### INPUT DATA

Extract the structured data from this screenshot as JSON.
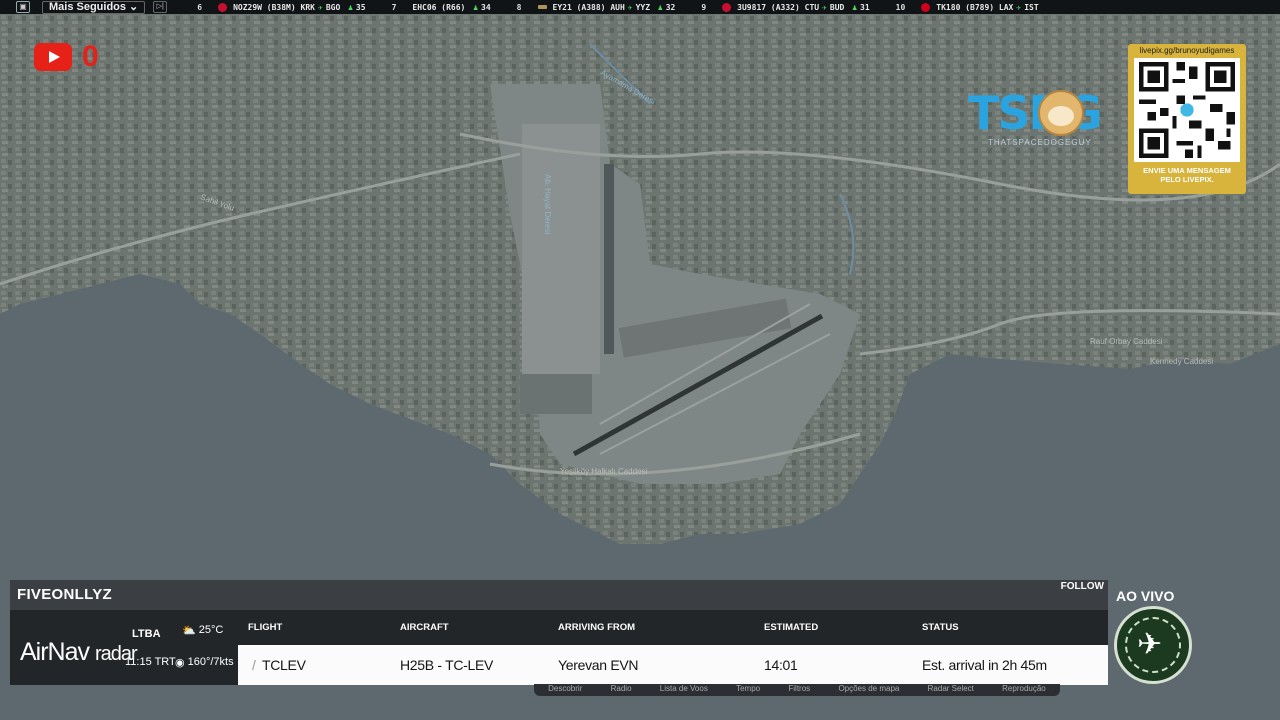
{
  "topbar": {
    "select_label": "Mais Seguidos",
    "ticker": [
      {
        "rank": "6",
        "flight": "NOZ29W (B38M)",
        "from": "KRK",
        "to": "BGO",
        "count": "35",
        "logo_color": "#c8102e"
      },
      {
        "rank": "7",
        "flight": "EHC06 (R66)",
        "from": "",
        "to": "",
        "count": "34",
        "logo_color": ""
      },
      {
        "rank": "8",
        "flight": "EY21 (A388)",
        "from": "AUH",
        "to": "YYZ",
        "count": "32",
        "logo_color": "#b0955a"
      },
      {
        "rank": "9",
        "flight": "3U9817 (A332)",
        "from": "CTU",
        "to": "BUD",
        "count": "31",
        "logo_color": "#c8102e"
      },
      {
        "rank": "10",
        "flight": "TK180 (B789)",
        "from": "LAX",
        "to": "IST",
        "count": "",
        "logo_color": "#d0021b"
      }
    ]
  },
  "youtube": {
    "count": "0"
  },
  "tsdg": {
    "logo_text": "TSDG",
    "subtitle": "THATSPACEDOGEGUY"
  },
  "qr": {
    "url": "livepix.gg/brunoyudigames",
    "caption_line1": "ENVIE UMA MENSAGEM",
    "caption_line2": "PELO LIVEPIX."
  },
  "map_labels": [
    "Ayamama Deresi",
    "Ab. Hayat Deresi",
    "Sahil Yolu",
    "Yeşilköy Halkalı Caddesi",
    "Rauf Orbay Caddesi",
    "Kennedy Caddesi"
  ],
  "panel": {
    "title": "FIVEONLLYZ",
    "follow": "FOLLOW",
    "brand_main": "AirNav",
    "brand_sub": "radar",
    "airport_code": "LTBA",
    "local_time": "11:15 TRT",
    "temperature": "25°C",
    "wind": "160°/7kts",
    "headers": {
      "flight": "FLIGHT",
      "aircraft": "AIRCRAFT",
      "arriving_from": "ARRIVING FROM",
      "estimated": "ESTIMATED",
      "status": "STATUS"
    },
    "row": {
      "flight": "TCLEV",
      "aircraft": "H25B - TC-LEV",
      "arriving_from": "Yerevan EVN",
      "estimated": "14:01",
      "status": "Est. arrival in 2h 45m"
    }
  },
  "toolbar": [
    "Descobrir",
    "Radio",
    "Lista de Voos",
    "Tempo",
    "Filtros",
    "Opções de mapa",
    "Radar Select",
    "Reprodução"
  ],
  "live": {
    "label": "AO VIVO"
  },
  "colors": {
    "accent_blue": "#2aa4e0",
    "youtube_red": "#e62117",
    "qr_gold": "#d8b43c",
    "arrow_green": "#4cd964"
  }
}
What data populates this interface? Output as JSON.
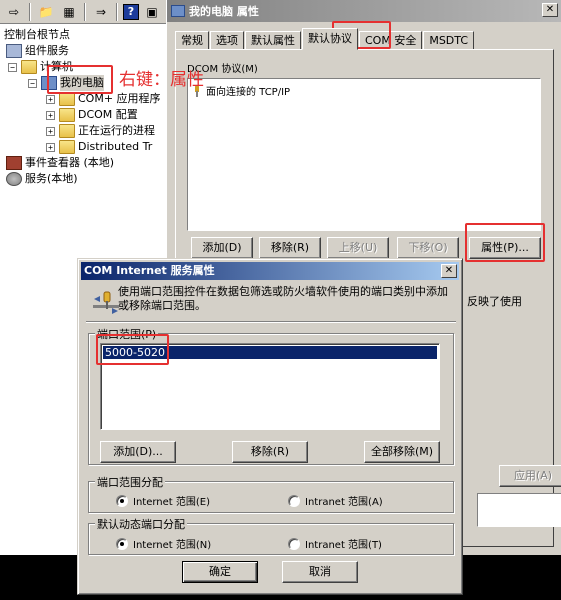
{
  "mmc": {
    "tree": {
      "root": "控制台根节点",
      "component_services": "组件服务",
      "computers": "计算机",
      "my_computer": "我的电脑",
      "children": [
        "COM+ 应用程序",
        "DCOM 配置",
        "正在运行的进程",
        "Distributed Tr"
      ],
      "event_viewer": "事件查看器 (本地)",
      "services": "服务(本地)"
    },
    "annotation": "右键：属性"
  },
  "prop_dialog": {
    "title": "我的电脑 属性",
    "close": "✕",
    "tabs": [
      "常规",
      "选项",
      "默认属性",
      "默认协议",
      "COM 安全",
      "MSDTC"
    ],
    "active_tab": "默认协议",
    "protocols_label": "DCOM 协议(M)",
    "protocols": [
      "面向连接的 TCP/IP"
    ],
    "buttons": {
      "add": "添加(D)",
      "remove": "移除(R)",
      "up": "上移(U)",
      "down": "下移(O)",
      "properties": "属性(P)..."
    },
    "partial_text": "反映了使用",
    "apply": "应用(A)"
  },
  "com_dialog": {
    "title": "COM Internet 服务属性",
    "close": "✕",
    "description": "使用端口范围控件在数据包筛选或防火墙软件使用的端口类别中添加或移除端口范围。",
    "port_ranges_label": "端口范围(P)",
    "port_ranges": [
      "5000-5020"
    ],
    "buttons": {
      "add": "添加(D)...",
      "remove": "移除(R)",
      "remove_all": "全部移除(M)",
      "ok": "确定",
      "cancel": "取消"
    },
    "assignment_group": {
      "label": "端口范围分配",
      "internet": "Internet 范围(E)",
      "intranet": "Intranet 范围(A)",
      "selected": "internet"
    },
    "default_group": {
      "label": "默认动态端口分配",
      "internet": "Internet 范围(N)",
      "intranet": "Intranet 范围(T)",
      "selected": "internet"
    }
  },
  "colors": {
    "annotation": "#e53030",
    "title_active": "#0a246a",
    "selection": "#0a246a",
    "face": "#d4d0c8"
  }
}
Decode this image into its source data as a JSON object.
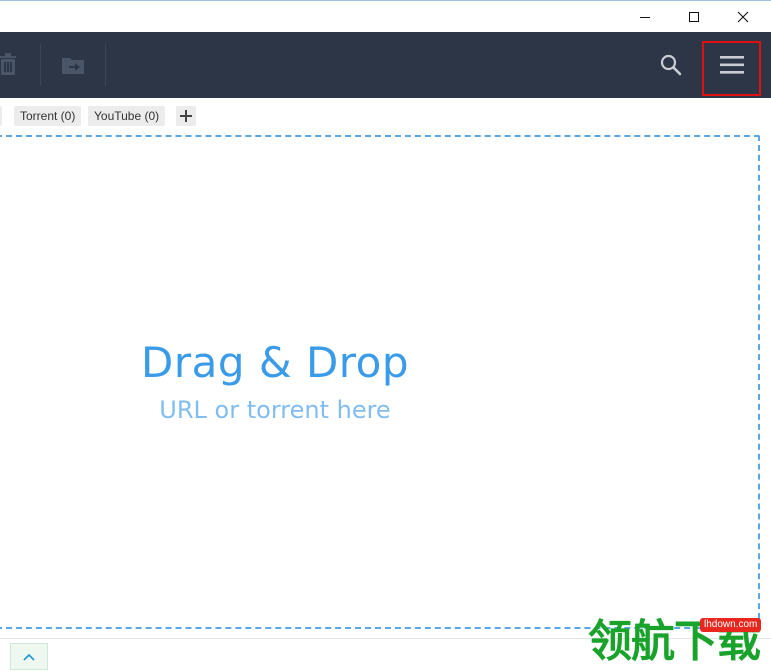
{
  "window": {
    "minimize_icon": "minimize-icon",
    "maximize_icon": "maximize-icon",
    "close_icon": "close-icon"
  },
  "toolbar": {
    "icons": [
      "trash-icon",
      "move-to-folder-icon",
      "search-icon",
      "hamburger-menu-icon"
    ],
    "menu_highlight_color": "#e01010",
    "background": "#2d3646"
  },
  "tabs": {
    "items": [
      {
        "label": ""
      },
      {
        "label": "Torrent (0)"
      },
      {
        "label": "YouTube (0)"
      }
    ],
    "add_label": "+"
  },
  "dropzone": {
    "title": "Drag & Drop",
    "subtitle": "URL or torrent here",
    "accent": "#3a9be8"
  },
  "statusbar": {
    "expand_icon": "chevron-up-icon"
  },
  "watermark": {
    "text": "领航下载",
    "url": "lhdown.com"
  }
}
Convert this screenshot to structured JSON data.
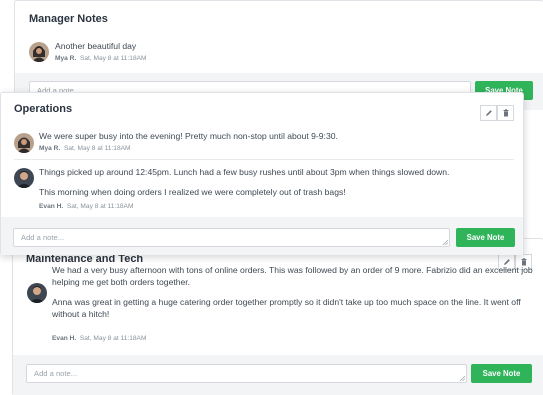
{
  "manager_notes": {
    "title": "Manager Notes",
    "notes": [
      {
        "author": "Mya R.",
        "date": "Sat, May 8 at 11:18AM",
        "text": "Another beautiful day"
      }
    ],
    "input_placeholder": "Add a note...",
    "save_label": "Save Note"
  },
  "operations": {
    "title": "Operations",
    "notes": [
      {
        "author": "Mya R.",
        "date": "Sat, May 8 at 11:18AM",
        "text": "We were super busy into the evening! Pretty much non-stop until about 9-9:30."
      },
      {
        "author": "Evan H.",
        "date": "Sat, May 8 at 11:18AM",
        "text1": "Things picked up around 12:45pm. Lunch had a few busy rushes until about 3pm when things slowed down.",
        "text2": "This morning when doing orders I realized we were completely out of trash bags!"
      }
    ],
    "input_placeholder": "Add a note...",
    "save_label": "Save Note",
    "edit_icon": "pencil-icon",
    "delete_icon": "trash-icon"
  },
  "maintenance": {
    "title": "Maintenance and Tech",
    "notes": [
      {
        "author": "Evan H.",
        "date": "Sat, May 8 at 11:18AM",
        "line1": "We had a very busy afternoon with tons of online orders. This was followed by an order of 9 more. Fabrizio did an excellent job",
        "line2": "helping me get both orders together.",
        "line3": "Anna was great in getting a huge catering order together promptly so it didn't take up too much space on the line. It went off",
        "line4": "without a hitch!"
      }
    ],
    "input_placeholder": "Add a note...",
    "save_label": "Save Note",
    "edit_icon": "pencil-icon",
    "delete_icon": "trash-icon"
  },
  "colors": {
    "accent": "#2fb45a",
    "border": "#dfe3e8",
    "band": "#f3f4f6"
  }
}
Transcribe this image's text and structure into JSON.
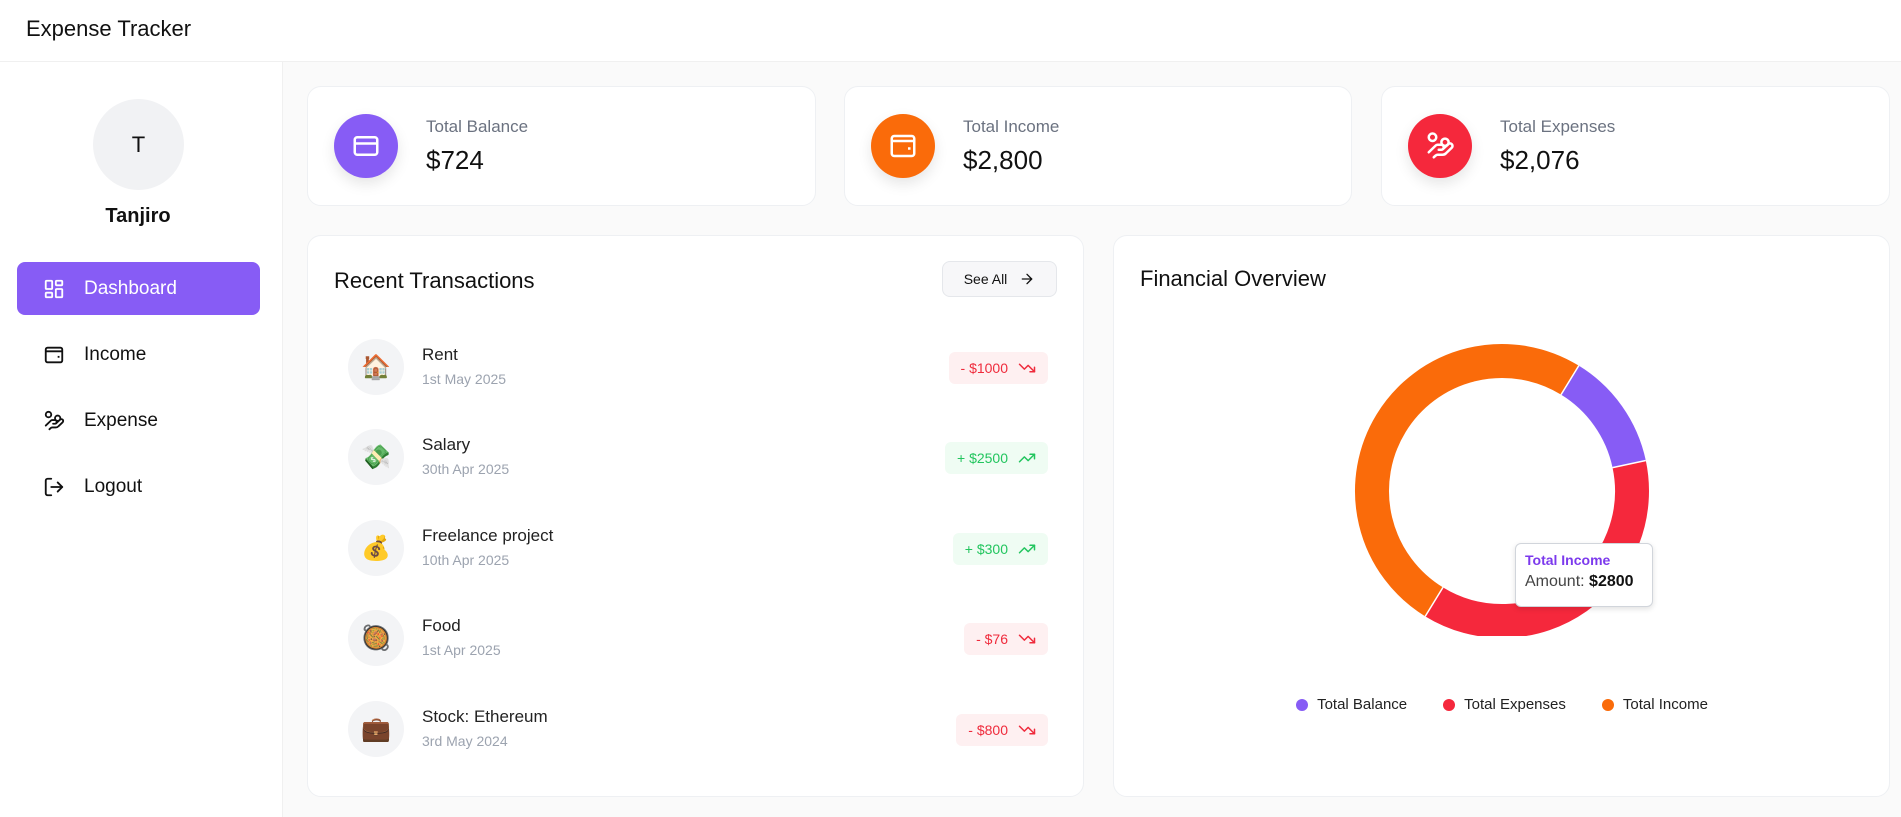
{
  "app": {
    "title": "Expense Tracker"
  },
  "user": {
    "initial": "T",
    "name": "Tanjiro"
  },
  "nav": [
    {
      "label": "Dashboard",
      "icon": "dashboard-icon",
      "active": true
    },
    {
      "label": "Income",
      "icon": "wallet-icon",
      "active": false
    },
    {
      "label": "Expense",
      "icon": "hand-coins-icon",
      "active": false
    },
    {
      "label": "Logout",
      "icon": "logout-icon",
      "active": false
    }
  ],
  "stats": [
    {
      "label": "Total Balance",
      "value": "$724",
      "color": "#875cf5",
      "icon": "credit-card-icon"
    },
    {
      "label": "Total Income",
      "value": "$2,800",
      "color": "#fa6b0a",
      "icon": "wallet-icon"
    },
    {
      "label": "Total Expenses",
      "value": "$2,076",
      "color": "#f5283c",
      "icon": "hand-coins-icon"
    }
  ],
  "recent": {
    "title": "Recent Transactions",
    "see_all": "See All",
    "items": [
      {
        "icon": "🏠",
        "title": "Rent",
        "date": "1st May 2025",
        "amount": "- $1000",
        "type": "expense"
      },
      {
        "icon": "💸",
        "title": "Salary",
        "date": "30th Apr 2025",
        "amount": "+ $2500",
        "type": "income"
      },
      {
        "icon": "💰",
        "title": "Freelance project",
        "date": "10th Apr 2025",
        "amount": "+ $300",
        "type": "income"
      },
      {
        "icon": "🥘",
        "title": "Food",
        "date": "1st Apr 2025",
        "amount": "- $76",
        "type": "expense"
      },
      {
        "icon": "💼",
        "title": "Stock: Ethereum",
        "date": "3rd May 2024",
        "amount": "- $800",
        "type": "expense"
      }
    ]
  },
  "overview": {
    "title": "Financial Overview",
    "tooltip": {
      "title": "Total Income",
      "label": "Amount:",
      "value": "$2800"
    }
  },
  "chart_data": {
    "type": "pie",
    "variant": "donut",
    "categories": [
      "Total Balance",
      "Total Expenses",
      "Total Income"
    ],
    "values": [
      724,
      2076,
      2800
    ],
    "colors": [
      "#875cf5",
      "#f5283c",
      "#fa6b0a"
    ],
    "legend_position": "bottom"
  }
}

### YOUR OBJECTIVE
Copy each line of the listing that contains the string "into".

### COMPLETED EXERCISE
Decode this image into its source data as a JSON object.
        "text": "We were super busy into the evening! Pretty much non-stop until about 9-9:30."
Transcribe this image's text and structure into JSON.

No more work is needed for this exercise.